Problem to solve ▸ Each record is to be given again without alteration.

(Component data from apps and pages)
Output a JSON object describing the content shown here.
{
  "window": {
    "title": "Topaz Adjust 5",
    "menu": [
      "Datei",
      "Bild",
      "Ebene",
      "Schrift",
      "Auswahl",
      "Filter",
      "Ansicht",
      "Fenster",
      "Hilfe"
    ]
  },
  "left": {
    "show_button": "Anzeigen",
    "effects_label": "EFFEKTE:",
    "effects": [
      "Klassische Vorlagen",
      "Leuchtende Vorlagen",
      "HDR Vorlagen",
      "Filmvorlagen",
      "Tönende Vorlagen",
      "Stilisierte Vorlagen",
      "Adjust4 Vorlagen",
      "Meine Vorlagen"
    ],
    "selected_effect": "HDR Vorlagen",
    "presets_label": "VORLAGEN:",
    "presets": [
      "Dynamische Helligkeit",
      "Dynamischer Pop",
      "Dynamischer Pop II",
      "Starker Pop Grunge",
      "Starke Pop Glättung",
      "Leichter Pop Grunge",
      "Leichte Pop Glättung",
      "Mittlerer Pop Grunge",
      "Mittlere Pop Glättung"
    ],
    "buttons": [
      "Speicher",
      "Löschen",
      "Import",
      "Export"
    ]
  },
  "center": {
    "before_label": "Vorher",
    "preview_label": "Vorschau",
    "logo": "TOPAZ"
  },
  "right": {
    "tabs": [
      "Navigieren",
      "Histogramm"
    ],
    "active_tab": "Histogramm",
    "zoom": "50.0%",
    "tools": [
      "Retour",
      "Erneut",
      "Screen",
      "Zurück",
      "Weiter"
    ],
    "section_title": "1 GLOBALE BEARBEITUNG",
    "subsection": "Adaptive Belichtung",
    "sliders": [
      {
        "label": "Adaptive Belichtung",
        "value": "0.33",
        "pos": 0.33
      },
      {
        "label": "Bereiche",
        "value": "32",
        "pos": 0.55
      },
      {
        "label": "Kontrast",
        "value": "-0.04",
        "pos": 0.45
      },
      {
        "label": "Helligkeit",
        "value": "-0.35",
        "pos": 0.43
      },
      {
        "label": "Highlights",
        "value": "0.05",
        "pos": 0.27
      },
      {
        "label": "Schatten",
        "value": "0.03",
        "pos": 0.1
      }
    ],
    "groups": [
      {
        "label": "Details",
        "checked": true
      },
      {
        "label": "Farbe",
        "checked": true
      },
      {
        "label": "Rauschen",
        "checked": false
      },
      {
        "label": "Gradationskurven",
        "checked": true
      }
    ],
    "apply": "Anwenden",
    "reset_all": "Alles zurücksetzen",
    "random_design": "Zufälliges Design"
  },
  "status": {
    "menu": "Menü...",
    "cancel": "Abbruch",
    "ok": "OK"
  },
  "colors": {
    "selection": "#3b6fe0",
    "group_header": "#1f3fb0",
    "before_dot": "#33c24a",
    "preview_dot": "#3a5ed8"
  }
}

Your solution ▸
Output a JSON object describing the content shown here.
{
  "window": {
    "title": "Topaz Adjust 5",
    "menu": [
      "Datei",
      "Bild",
      "Ebene",
      "Schrift",
      "Auswahl",
      "Filter",
      "Ansicht",
      "Fenster",
      "Hilfe"
    ]
  },
  "left": {
    "show_button": "Anzeigen",
    "effects_label": "EFFEKTE:",
    "effects": [
      "Klassische Vorlagen",
      "Leuchtende Vorlagen",
      "HDR Vorlagen",
      "Filmvorlagen",
      "Tönende Vorlagen",
      "Stilisierte Vorlagen",
      "Adjust4 Vorlagen",
      "Meine Vorlagen"
    ],
    "selected_effect": "HDR Vorlagen",
    "presets_label": "VORLAGEN:",
    "presets": [
      "Dynamische Helligkeit",
      "Dynamischer Pop",
      "Dynamischer Pop II",
      "Starker Pop Grunge",
      "Starke Pop Glättung",
      "Leichter Pop Grunge",
      "Leichte Pop Glättung",
      "Mittlerer Pop Grunge",
      "Mittlere Pop Glättung"
    ],
    "buttons": [
      "Speicher",
      "Löschen",
      "Import",
      "Export"
    ]
  },
  "center": {
    "before_label": "Vorher",
    "preview_label": "Vorschau",
    "logo": "TOPAZ"
  },
  "right": {
    "tabs": [
      "Navigieren",
      "Histogramm"
    ],
    "active_tab": "Histogramm",
    "zoom": "50.0%",
    "tools": [
      "Retour",
      "Erneut",
      "Screen",
      "Zurück",
      "Weiter"
    ],
    "section_title": "1 GLOBALE BEARBEITUNG",
    "subsection": "Adaptive Belichtung",
    "sliders": [
      {
        "label": "Adaptive Belichtung",
        "value": "0.33",
        "pos": 0.33
      },
      {
        "label": "Bereiche",
        "value": "32",
        "pos": 0.55
      },
      {
        "label": "Kontrast",
        "value": "-0.04",
        "pos": 0.45
      },
      {
        "label": "Helligkeit",
        "value": "-0.35",
        "pos": 0.43
      },
      {
        "label": "Highlights",
        "value": "0.05",
        "pos": 0.27
      },
      {
        "label": "Schatten",
        "value": "0.03",
        "pos": 0.1
      }
    ],
    "groups": [
      {
        "label": "Details",
        "checked": true
      },
      {
        "label": "Farbe",
        "checked": true
      },
      {
        "label": "Rauschen",
        "checked": false
      },
      {
        "label": "Gradationskurven",
        "checked": true
      }
    ],
    "apply": "Anwenden",
    "reset_all": "Alles zurücksetzen",
    "random_design": "Zufälliges Design"
  },
  "status": {
    "menu": "Menü...",
    "cancel": "Abbruch",
    "ok": "OK"
  },
  "colors": {
    "selection": "#3b6fe0",
    "group_header": "#1f3fb0",
    "before_dot": "#33c24a",
    "preview_dot": "#3a5ed8"
  }
}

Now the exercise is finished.